A few nights ago, while picking my daughter up from a friend’s house, I discovered something shocking. Heartbreaking. It looks like my childhood home will be torn to the ground soon, to make room for more college housing. I grew up next door to my husband’s grandma, and her house is already gone. The beautiful old rock home on the other side of my house is also getting ready to be leveled too. I used to babysit in that house, years ago. It is a stunning piece of history, that is nothing more than an obstacle standing in the way of land developers. The neighborhoods that I played in as a kid are rapidly vanishing, being replaced with massive apartment complexes and parking structures.
Our home was built in 1940, a charming old stucco house with hardwood floors, arched doorways, and plaster walls.
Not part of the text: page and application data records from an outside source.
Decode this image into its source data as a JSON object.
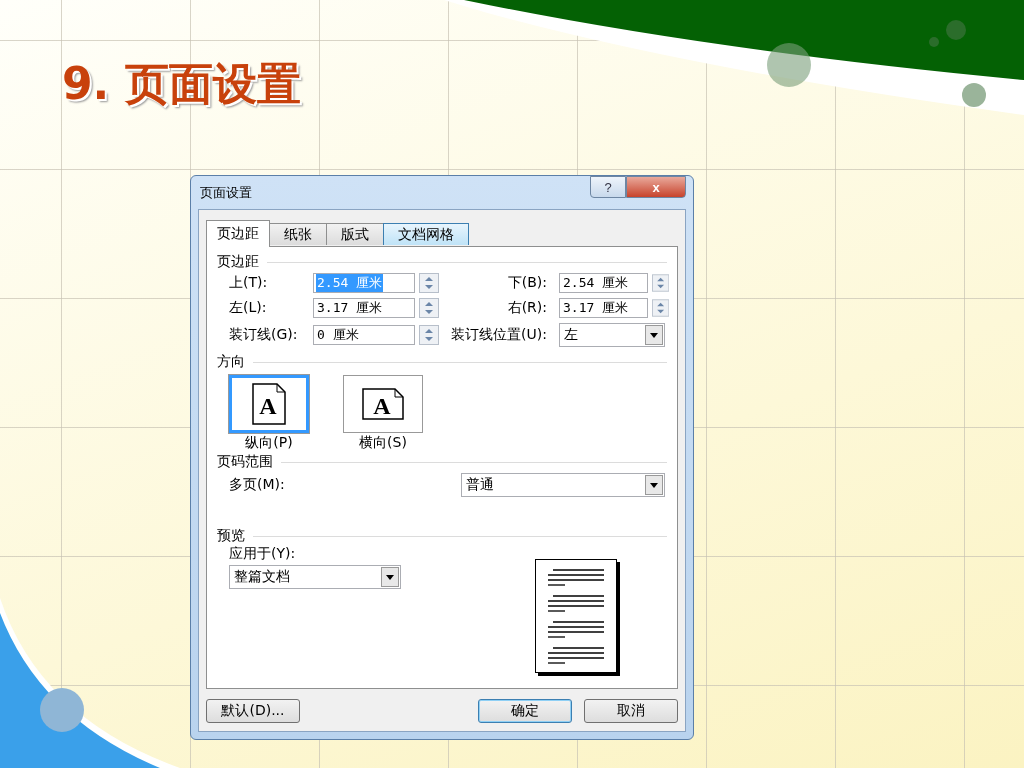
{
  "slide": {
    "title": "9. 页面设置"
  },
  "dialog": {
    "title": "页面设置",
    "help_button": "?",
    "close_button": "x",
    "tabs": [
      {
        "label": "页边距",
        "selected": true,
        "highlighted": false
      },
      {
        "label": "纸张",
        "selected": false,
        "highlighted": false
      },
      {
        "label": "版式",
        "selected": false,
        "highlighted": false
      },
      {
        "label": "文档网格",
        "selected": false,
        "highlighted": true
      }
    ],
    "margins": {
      "heading": "页边距",
      "fields": [
        {
          "kind": "spin",
          "label": "上(T):",
          "value": "2.54 厘米",
          "text_selected": true
        },
        {
          "kind": "spin",
          "label": "下(B):",
          "value": "2.54 厘米",
          "text_selected": false
        },
        {
          "kind": "spin",
          "label": "左(L):",
          "value": "3.17 厘米",
          "text_selected": false
        },
        {
          "kind": "spin",
          "label": "右(R):",
          "value": "3.17 厘米",
          "text_selected": false
        },
        {
          "kind": "spin",
          "label": "装订线(G):",
          "value": "0 厘米",
          "text_selected": false
        },
        {
          "kind": "dropdown",
          "label": "装订线位置(U):",
          "value": "左"
        }
      ]
    },
    "orientation": {
      "heading": "方向",
      "options": [
        {
          "label": "纵向(P)",
          "kind": "portrait",
          "icon_text": "A",
          "selected": true
        },
        {
          "label": "横向(S)",
          "kind": "landscape",
          "icon_text": "A",
          "selected": false
        }
      ]
    },
    "pages": {
      "heading": "页码范围",
      "label": "多页(M):",
      "value": "普通"
    },
    "preview": {
      "heading": "预览",
      "label": "应用于(Y):",
      "value": "整篇文档"
    },
    "buttons": [
      {
        "label": "默认(D)...",
        "kind": "default"
      },
      {
        "label": "确定",
        "kind": "ok"
      },
      {
        "label": "取消",
        "kind": "cancel"
      }
    ]
  }
}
I was 6 years old when we moved in. The house was painted pink, pepto pink, and my moms first order of business was to change that. My dad pressure washed the pink paint off, and a gentle buttercream yellow was sprayed on in it's place. The home belonged to an elderly lady named Mrs. Arnold before we moved in. She died in the house 6 months before we arrived. Frequently, when I would come home from school, I would see her sitting in the window of the living room, watching over us. She felt like a grandma, keeping an eye of all of the kids.
I want to fight the decimation of my home, my neighborhood, to protest, to chain myself to the lovely Quaking Aspen that my dad planted so many years ago in the front yard, or camp out under the carport where we played basketball every night, for so many years. I could hold a sit-in in the bedroom that my sister Kara and I shared forever. I could refuse to leave the living room that my sister Kristi and I practiced our clarinets for hours on end. We could sit in the tiny dining room that we shared so many happy moments in with our parents and lock elbows. I want to walk down those stairs that we used to slide down on sleds a few more times, and wonder how we managed not to break any bones. I want to lay on the floor in my parents’ bedroom and remember how many nights I was consoled there after a nightmare, as I was prone to having. I want to sneak into the closet full of hobo spiders that we would peek into boxes and bags of unwrapped Christmas gifts. I want to sneak out under the giant old Weeping Willow tree in the backyard and kiss my husband, the way we used to do when we were teenagers. I want to climb up into the old attic that we used to play in for hours, listening to our mom's Woodstock album and trying on her old hippie clothes.
I know that it is just a house, a house I have not lived in since I was 19. I know that my memories are eternal, but I can’t believe how much this hurts. My sisters and I have grieved anew this week, like we are losing our parents all over again. We are going over to the house soon, to see if we can arrange a walk through. I want to share it with my kids. I want my kids to realize how precious these days, their childhoods, are. I want them to remember to savor the moments that we share, to seal them into their memories. And I need to remember that even through my grief; life is sweeter than it is bitter. It wouldn’t hurt so much if we didn’t love so much. And I would never trade that, for anything.